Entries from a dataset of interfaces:
* * * *

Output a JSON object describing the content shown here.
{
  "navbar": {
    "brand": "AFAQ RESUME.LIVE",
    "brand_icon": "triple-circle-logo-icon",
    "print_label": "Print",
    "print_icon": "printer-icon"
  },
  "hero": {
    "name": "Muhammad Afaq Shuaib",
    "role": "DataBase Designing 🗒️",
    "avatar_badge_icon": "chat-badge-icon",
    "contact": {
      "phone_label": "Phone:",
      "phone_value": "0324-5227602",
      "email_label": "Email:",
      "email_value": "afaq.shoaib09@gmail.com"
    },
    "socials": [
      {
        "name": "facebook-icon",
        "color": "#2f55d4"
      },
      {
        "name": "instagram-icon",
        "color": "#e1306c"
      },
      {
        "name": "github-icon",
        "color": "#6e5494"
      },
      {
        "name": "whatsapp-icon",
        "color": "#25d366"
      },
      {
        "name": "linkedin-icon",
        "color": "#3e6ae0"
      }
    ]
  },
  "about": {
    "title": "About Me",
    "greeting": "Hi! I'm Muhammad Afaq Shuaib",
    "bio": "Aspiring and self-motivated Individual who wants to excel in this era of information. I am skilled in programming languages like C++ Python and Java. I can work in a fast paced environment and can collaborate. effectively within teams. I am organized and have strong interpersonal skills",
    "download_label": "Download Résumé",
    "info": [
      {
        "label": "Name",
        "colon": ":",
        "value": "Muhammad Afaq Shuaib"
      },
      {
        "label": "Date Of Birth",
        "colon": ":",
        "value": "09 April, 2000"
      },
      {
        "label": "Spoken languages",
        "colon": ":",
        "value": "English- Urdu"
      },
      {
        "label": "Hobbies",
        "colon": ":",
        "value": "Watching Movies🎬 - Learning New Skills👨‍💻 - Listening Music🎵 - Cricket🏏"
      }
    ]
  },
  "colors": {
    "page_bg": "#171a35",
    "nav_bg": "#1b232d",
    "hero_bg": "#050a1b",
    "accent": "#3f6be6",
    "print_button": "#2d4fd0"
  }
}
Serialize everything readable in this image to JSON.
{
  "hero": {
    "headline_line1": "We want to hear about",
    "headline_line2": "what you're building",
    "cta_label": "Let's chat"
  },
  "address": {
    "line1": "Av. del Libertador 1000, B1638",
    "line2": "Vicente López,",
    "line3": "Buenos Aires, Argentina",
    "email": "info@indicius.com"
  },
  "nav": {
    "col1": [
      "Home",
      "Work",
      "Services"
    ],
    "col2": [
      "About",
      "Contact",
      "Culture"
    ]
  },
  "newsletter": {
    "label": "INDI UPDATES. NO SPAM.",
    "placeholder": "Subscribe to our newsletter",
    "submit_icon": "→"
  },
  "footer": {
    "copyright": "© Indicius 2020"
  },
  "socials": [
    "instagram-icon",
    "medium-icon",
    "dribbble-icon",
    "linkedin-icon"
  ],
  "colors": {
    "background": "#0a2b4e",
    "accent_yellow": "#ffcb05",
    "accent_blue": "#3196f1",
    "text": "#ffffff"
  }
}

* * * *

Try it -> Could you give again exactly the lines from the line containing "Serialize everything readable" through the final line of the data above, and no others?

Answer box ->
Serialize everything readable in this image to JSON.
{
  "hero": {
    "headline_line1": "We want to hear about",
    "headline_line2": "what you're building",
    "cta_label": "Let's chat"
  },
  "address": {
    "line1": "Av. del Libertador 1000, B1638",
    "line2": "Vicente López,",
    "line3": "Buenos Aires, Argentina",
    "email": "info@indicius.com"
  },
  "nav": {
    "col1": [
      "Home",
      "Work",
      "Services"
    ],
    "col2": [
      "About",
      "Contact",
      "Culture"
    ]
  },
  "newsletter": {
    "label": "INDI UPDATES. NO SPAM.",
    "placeholder": "Subscribe to our newsletter",
    "submit_icon": "→"
  },
  "footer": {
    "copyright": "© Indicius 2020"
  },
  "socials": [
    "instagram-icon",
    "medium-icon",
    "dribbble-icon",
    "linkedin-icon"
  ],
  "colors": {
    "background": "#0a2b4e",
    "accent_yellow": "#ffcb05",
    "accent_blue": "#3196f1",
    "text": "#ffffff"
  }
}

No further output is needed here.